Emmanuel Cemetery, Aspelund 170 baby grave marker close-up

 

Certainly I’ve seen grave markers of many babies. But this one, because of its minimal size and placement under trees along the cemetery boundary and its simplicity of design, caused me to pause. I am a mother and a new grandmother. And I suppose in the humanity of that, thinking of my own love for my daughters, son and granddaughter, I empathized with the grief of such a loss.

A section of the cemetery that lies next to Emmanuel Lutheran Church and next to a field.

A section of the cemetery that lies next to Emmanuel Lutheran Church and a field.

Aged tombstones, which I assume once stood vertically, are now cemented flat into the ground.

Aged tombstones, which I assume once stood vertically, are now cemented flat into the ground.

The names reflect the ethnicity of the immigrant families who settled in the Aspelund area.

The names reflect the ethnicity of the immigrant families who settled in the Aspelund area.

Dates are missing from the in-ground marker of Hans, whom I believe to be an early immigrant.

Dates are missing from the in-ground marker of Hans, whom I believe to be an early immigrant.
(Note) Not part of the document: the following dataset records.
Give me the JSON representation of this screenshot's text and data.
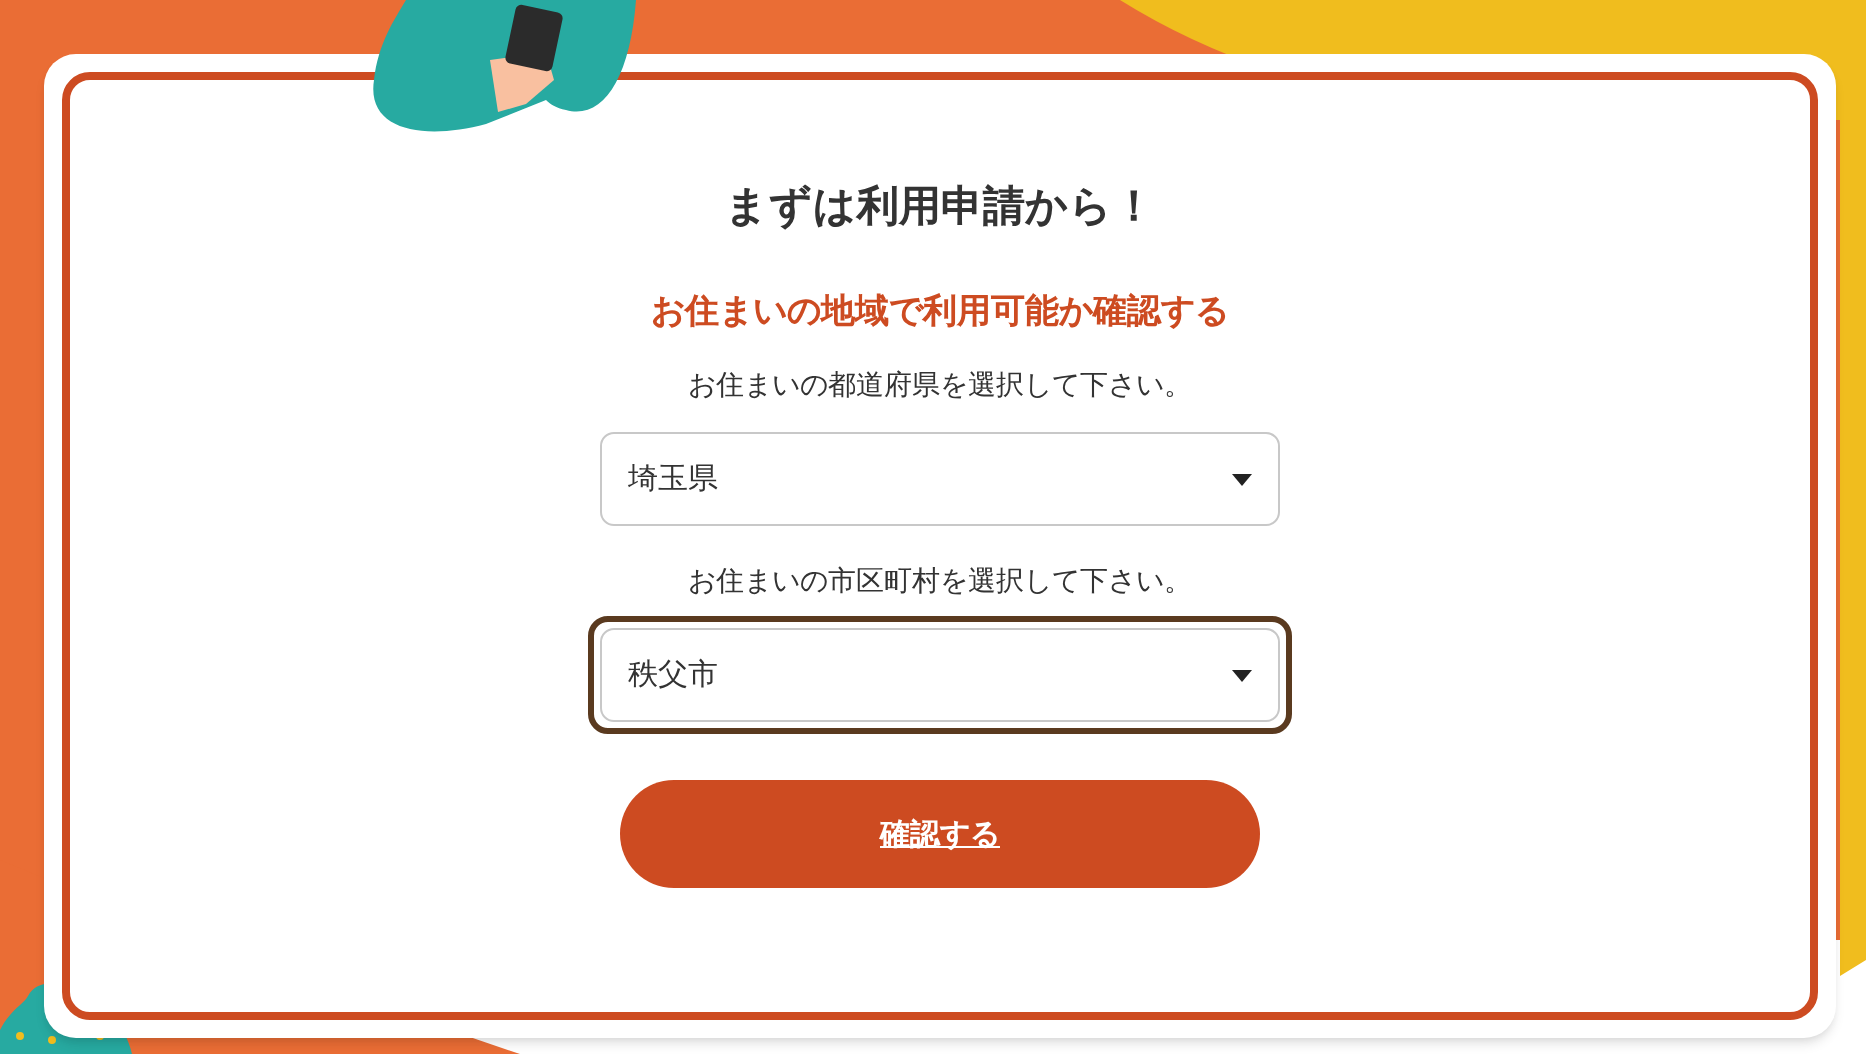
{
  "heading": "まずは利用申請から！",
  "subheading": "お住まいの地域で利用可能か確認する",
  "selects": [
    {
      "label": "お住まいの都道府県を選択して下さい。",
      "value": "埼玉県",
      "focused": false
    },
    {
      "label": "お住まいの市区町村を選択して下さい。",
      "value": "秩父市",
      "focused": true
    }
  ],
  "button": "確認する"
}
A beautiful sheltered gravesite

A beautiful sheltered gravesite for John and Maren.

Love the immigrant names of Johannes and Engeborg. So poetic.

Love the immigrant names of Johannes and Engeborg. So poetic.

As I further explored the cemetery—reading the Scandinavian names, studying tombstones and admiring the meticulously kept grounds—I couldn’t shake the image of that baby’s gravestone. Who was he/she? Who were the parents? Why did he/she die?

Next to this list of rules is a graveyard directory, which we couldn't decipher.

Next to this list of rules is a graveyard directory, which we couldn’t decipher.

Hoping to find answers on a posted cemetery directory, neither my husband or I could figure out how to match names with platted marker locations. So I left, still wondering about this precious baby buried here beneath trees in rural Goodhue County, Minnesota.

© Copyright 2016 Audrey Kletscher Helbling